*** Supplied data

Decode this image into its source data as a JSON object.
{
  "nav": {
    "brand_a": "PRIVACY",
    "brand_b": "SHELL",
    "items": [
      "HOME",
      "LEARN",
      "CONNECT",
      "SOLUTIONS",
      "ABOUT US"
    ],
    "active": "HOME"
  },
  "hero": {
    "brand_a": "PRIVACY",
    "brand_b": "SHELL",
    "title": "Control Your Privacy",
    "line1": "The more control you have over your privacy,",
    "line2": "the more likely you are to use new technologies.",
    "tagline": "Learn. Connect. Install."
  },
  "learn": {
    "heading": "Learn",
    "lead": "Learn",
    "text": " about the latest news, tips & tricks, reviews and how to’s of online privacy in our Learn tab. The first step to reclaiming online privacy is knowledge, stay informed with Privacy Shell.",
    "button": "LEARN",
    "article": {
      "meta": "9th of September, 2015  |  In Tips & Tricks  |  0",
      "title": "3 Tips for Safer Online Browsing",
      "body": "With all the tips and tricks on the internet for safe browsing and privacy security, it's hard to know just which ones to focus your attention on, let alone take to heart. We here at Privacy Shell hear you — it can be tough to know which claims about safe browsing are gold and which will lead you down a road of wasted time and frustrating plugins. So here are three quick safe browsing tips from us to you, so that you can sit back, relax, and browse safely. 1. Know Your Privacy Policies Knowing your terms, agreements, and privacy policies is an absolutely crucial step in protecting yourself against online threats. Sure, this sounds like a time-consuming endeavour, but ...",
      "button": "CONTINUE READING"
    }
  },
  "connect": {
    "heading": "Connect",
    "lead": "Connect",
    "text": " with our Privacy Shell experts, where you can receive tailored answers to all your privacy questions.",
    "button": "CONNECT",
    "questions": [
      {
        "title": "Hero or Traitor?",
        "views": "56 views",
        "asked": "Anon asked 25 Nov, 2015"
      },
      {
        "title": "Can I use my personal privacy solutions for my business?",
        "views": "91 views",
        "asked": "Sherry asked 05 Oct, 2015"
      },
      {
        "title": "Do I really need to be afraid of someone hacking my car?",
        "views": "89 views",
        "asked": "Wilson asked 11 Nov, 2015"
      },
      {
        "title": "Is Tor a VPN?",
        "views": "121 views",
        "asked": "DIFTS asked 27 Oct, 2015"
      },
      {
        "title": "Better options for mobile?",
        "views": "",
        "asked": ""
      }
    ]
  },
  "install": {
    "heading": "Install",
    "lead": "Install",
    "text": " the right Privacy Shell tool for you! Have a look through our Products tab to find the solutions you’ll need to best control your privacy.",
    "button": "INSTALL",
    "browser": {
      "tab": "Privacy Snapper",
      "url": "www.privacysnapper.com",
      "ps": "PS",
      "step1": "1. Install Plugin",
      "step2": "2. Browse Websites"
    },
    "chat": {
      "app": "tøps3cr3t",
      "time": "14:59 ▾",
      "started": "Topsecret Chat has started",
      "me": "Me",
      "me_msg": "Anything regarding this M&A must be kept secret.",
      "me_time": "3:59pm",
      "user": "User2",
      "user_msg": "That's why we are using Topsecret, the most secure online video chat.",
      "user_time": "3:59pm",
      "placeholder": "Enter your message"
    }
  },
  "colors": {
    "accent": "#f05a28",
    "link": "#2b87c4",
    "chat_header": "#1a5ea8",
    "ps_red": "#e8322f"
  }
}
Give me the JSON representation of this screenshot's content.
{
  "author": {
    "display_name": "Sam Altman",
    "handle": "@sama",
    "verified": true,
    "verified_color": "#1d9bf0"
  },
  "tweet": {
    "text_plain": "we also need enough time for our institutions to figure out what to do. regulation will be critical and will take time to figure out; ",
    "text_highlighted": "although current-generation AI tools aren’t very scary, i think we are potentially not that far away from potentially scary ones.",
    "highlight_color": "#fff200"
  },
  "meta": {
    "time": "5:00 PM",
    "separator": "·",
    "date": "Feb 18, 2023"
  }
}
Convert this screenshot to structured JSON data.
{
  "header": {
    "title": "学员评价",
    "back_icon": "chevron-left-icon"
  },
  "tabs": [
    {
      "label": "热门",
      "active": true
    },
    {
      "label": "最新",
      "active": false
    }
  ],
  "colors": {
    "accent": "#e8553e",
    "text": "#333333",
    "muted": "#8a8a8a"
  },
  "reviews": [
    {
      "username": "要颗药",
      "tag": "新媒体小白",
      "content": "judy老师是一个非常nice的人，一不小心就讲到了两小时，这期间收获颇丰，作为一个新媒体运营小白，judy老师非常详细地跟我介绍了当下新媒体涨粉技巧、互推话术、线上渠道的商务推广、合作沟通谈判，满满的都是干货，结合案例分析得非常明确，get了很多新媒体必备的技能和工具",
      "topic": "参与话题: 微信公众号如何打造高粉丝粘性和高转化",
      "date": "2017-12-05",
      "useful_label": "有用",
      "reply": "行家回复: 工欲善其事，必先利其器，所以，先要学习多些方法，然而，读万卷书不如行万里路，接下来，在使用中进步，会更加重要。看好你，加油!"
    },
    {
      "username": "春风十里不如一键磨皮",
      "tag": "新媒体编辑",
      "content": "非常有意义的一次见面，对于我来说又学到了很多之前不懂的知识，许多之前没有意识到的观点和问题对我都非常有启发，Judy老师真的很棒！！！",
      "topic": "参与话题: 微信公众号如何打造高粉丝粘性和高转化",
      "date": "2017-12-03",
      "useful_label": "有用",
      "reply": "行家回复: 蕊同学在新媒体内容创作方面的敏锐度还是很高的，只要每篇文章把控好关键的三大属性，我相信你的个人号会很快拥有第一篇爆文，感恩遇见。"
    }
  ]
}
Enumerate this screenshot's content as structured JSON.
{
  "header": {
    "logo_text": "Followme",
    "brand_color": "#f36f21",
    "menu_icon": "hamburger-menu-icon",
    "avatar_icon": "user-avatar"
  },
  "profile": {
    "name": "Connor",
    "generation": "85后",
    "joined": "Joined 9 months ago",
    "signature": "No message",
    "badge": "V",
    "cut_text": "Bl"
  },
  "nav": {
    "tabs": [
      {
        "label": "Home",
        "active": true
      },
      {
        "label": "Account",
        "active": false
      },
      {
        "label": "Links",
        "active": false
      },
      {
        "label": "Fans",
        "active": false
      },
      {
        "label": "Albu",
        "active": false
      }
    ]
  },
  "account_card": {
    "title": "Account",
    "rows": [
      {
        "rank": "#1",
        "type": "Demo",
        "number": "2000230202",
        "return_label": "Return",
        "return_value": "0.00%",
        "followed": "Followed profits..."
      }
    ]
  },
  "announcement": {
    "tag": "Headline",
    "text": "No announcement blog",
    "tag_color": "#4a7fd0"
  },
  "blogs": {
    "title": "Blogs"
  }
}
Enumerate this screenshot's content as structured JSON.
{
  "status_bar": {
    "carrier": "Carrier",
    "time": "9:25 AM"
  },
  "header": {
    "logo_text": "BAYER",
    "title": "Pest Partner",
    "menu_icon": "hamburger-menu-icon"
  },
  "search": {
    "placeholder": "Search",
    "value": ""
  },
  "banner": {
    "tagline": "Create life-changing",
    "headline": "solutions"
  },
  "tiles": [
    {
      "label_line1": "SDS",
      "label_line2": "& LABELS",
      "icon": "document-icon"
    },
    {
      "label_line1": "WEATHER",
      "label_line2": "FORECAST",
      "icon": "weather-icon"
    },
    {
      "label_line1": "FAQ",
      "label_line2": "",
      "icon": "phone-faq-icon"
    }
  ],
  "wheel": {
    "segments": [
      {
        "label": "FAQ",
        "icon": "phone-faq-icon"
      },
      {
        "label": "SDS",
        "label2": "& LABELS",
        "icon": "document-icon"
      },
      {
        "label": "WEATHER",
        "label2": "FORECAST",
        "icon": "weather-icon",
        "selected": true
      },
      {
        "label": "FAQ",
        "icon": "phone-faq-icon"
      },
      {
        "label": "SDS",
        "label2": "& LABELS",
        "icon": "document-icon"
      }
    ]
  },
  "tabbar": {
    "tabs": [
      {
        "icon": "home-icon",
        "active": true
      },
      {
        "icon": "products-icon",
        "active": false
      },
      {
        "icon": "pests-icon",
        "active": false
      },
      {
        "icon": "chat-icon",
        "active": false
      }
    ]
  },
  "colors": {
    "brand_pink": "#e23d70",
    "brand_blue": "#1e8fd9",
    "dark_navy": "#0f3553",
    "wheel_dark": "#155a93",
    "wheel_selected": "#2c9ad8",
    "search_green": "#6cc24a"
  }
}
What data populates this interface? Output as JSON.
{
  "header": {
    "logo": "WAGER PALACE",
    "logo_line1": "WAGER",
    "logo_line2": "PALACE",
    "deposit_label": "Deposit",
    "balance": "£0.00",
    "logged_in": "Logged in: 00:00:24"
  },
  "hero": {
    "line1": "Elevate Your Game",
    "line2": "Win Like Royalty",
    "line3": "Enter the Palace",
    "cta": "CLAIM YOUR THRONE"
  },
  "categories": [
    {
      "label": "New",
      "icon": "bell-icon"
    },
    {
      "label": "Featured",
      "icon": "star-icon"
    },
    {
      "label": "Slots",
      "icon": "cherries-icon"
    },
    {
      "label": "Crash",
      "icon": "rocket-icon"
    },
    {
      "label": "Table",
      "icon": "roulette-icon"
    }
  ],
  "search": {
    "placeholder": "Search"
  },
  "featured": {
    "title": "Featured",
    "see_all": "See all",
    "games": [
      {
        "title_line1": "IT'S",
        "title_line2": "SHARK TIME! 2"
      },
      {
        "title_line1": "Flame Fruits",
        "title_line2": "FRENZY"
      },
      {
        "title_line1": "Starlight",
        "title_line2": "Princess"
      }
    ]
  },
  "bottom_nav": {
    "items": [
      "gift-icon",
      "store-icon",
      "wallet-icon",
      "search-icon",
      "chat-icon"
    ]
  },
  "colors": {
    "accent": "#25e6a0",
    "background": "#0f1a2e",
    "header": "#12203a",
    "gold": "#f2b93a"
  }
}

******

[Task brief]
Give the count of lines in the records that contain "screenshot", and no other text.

[Answer box]
4